“That being said, the UAE undoubtedly wields formidable influence in all western capitals, including Washington. No other Libya meddler even comes close to the Emiratis’ ability to convince the Americans and all Europeans that Abu Dhabi’s own preferred angles should be accommodated.”

According to some Algerian analysts, Lamamra’s failure in securing the position could also have been as a result of "friendly fire" by those wary of his success and potential as a statesman, given the opportunity to return to domestic politics. 

“The UAE has its own vision as to how the international diplomacy associated with the Libya conflict ought to be managed,” Harchaoui said.

“Turkey is being increasingly assertive, militarily speaking, France is more and more an unconditional follower of the UAE, the Trump administration is more and more distracted and ambivalent in the foreign-policy sphere," he added.
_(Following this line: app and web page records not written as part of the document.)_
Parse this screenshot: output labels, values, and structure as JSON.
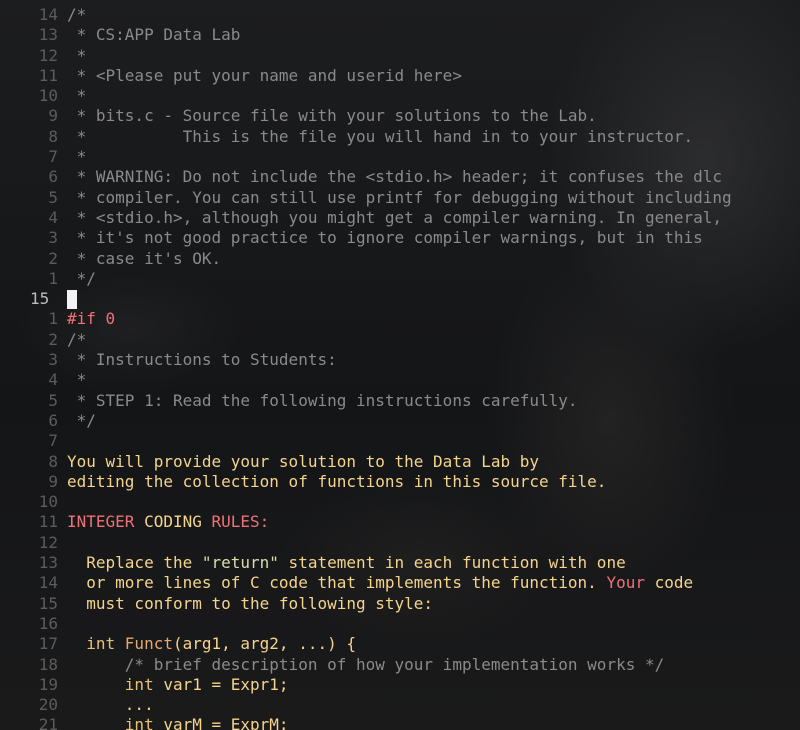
{
  "editor": {
    "current_line": "15",
    "lines": [
      {
        "ln": "14",
        "segments": [
          {
            "t": "/*",
            "c": "cm"
          }
        ]
      },
      {
        "ln": "13",
        "segments": [
          {
            "t": " * CS:APP Data Lab",
            "c": "cm"
          }
        ]
      },
      {
        "ln": "12",
        "segments": [
          {
            "t": " *",
            "c": "cm"
          }
        ]
      },
      {
        "ln": "11",
        "segments": [
          {
            "t": " * <Please put your name and userid here>",
            "c": "cm"
          }
        ]
      },
      {
        "ln": "10",
        "segments": [
          {
            "t": " *",
            "c": "cm"
          }
        ]
      },
      {
        "ln": "9",
        "segments": [
          {
            "t": " * bits.c - Source file with your solutions to the Lab.",
            "c": "cm"
          }
        ]
      },
      {
        "ln": "8",
        "segments": [
          {
            "t": " *          This is the file you will hand in to your instructor.",
            "c": "cm"
          }
        ]
      },
      {
        "ln": "7",
        "segments": [
          {
            "t": " *",
            "c": "cm"
          }
        ]
      },
      {
        "ln": "6",
        "segments": [
          {
            "t": " * WARNING: Do not include the <stdio.h> header; it confuses the dlc",
            "c": "cm"
          }
        ]
      },
      {
        "ln": "5",
        "segments": [
          {
            "t": " * compiler. You can still use printf for debugging without including",
            "c": "cm"
          }
        ]
      },
      {
        "ln": "4",
        "segments": [
          {
            "t": " * <stdio.h>, although you might get a compiler warning. In general,",
            "c": "cm"
          }
        ]
      },
      {
        "ln": "3",
        "segments": [
          {
            "t": " * it's not good practice to ignore compiler warnings, but in this",
            "c": "cm"
          }
        ]
      },
      {
        "ln": "2",
        "segments": [
          {
            "t": " * case it's OK.",
            "c": "cm"
          }
        ]
      },
      {
        "ln": "1",
        "segments": [
          {
            "t": " */",
            "c": "cm"
          }
        ]
      },
      {
        "ln": "15",
        "current": true,
        "segments": []
      },
      {
        "ln": "1",
        "segments": [
          {
            "t": "#if 0",
            "c": "pp"
          }
        ]
      },
      {
        "ln": "2",
        "segments": [
          {
            "t": "/*",
            "c": "cm"
          }
        ]
      },
      {
        "ln": "3",
        "segments": [
          {
            "t": " * Instructions to Students:",
            "c": "cm"
          }
        ]
      },
      {
        "ln": "4",
        "segments": [
          {
            "t": " *",
            "c": "cm"
          }
        ]
      },
      {
        "ln": "5",
        "segments": [
          {
            "t": " * STEP 1: Read the following instructions carefully.",
            "c": "cm"
          }
        ]
      },
      {
        "ln": "6",
        "segments": [
          {
            "t": " */",
            "c": "cm"
          }
        ]
      },
      {
        "ln": "7",
        "segments": []
      },
      {
        "ln": "8",
        "segments": [
          {
            "t": "You will provide your solution to the Data Lab by",
            "c": "tx"
          }
        ]
      },
      {
        "ln": "9",
        "segments": [
          {
            "t": "editing the collection of functions in this source file.",
            "c": "tx"
          }
        ]
      },
      {
        "ln": "10",
        "segments": []
      },
      {
        "ln": "11",
        "segments": [
          {
            "t": "INTEGER ",
            "c": "rd"
          },
          {
            "t": "CODING ",
            "c": "tx"
          },
          {
            "t": "RULES:",
            "c": "rd"
          }
        ]
      },
      {
        "ln": "12",
        "segments": []
      },
      {
        "ln": "13",
        "segments": [
          {
            "t": "  Replace the ",
            "c": "tx"
          },
          {
            "t": "\"return\"",
            "c": "st"
          },
          {
            "t": " statement in each function with one",
            "c": "tx"
          }
        ]
      },
      {
        "ln": "14",
        "segments": [
          {
            "t": "  or more lines of C code that implements the function. ",
            "c": "tx"
          },
          {
            "t": "Your",
            "c": "rd"
          },
          {
            "t": " code",
            "c": "tx"
          }
        ]
      },
      {
        "ln": "15",
        "segments": [
          {
            "t": "  must conform to the following style:",
            "c": "tx"
          }
        ]
      },
      {
        "ln": "16",
        "segments": []
      },
      {
        "ln": "17",
        "segments": [
          {
            "t": "  int ",
            "c": "ty"
          },
          {
            "t": "Funct",
            "c": "fn"
          },
          {
            "t": "(arg1, arg2, ...) {",
            "c": "tx"
          }
        ]
      },
      {
        "ln": "18",
        "segments": [
          {
            "t": "      /* brief description of how your implementation works */",
            "c": "cm"
          }
        ]
      },
      {
        "ln": "19",
        "segments": [
          {
            "t": "      int ",
            "c": "ty"
          },
          {
            "t": "var1 = Expr1;",
            "c": "tx"
          }
        ]
      },
      {
        "ln": "20",
        "segments": [
          {
            "t": "      ...",
            "c": "tx"
          }
        ]
      },
      {
        "ln": "21",
        "segments": [
          {
            "t": "      int ",
            "c": "ty"
          },
          {
            "t": "varM = ExprM;",
            "c": "tx"
          }
        ]
      }
    ]
  }
}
"All these dynamics - added to the knee-jerk reaction of bitter rivalry on the part of Egypt and Morocco - simply killed Lamamra’s nomination almost right away."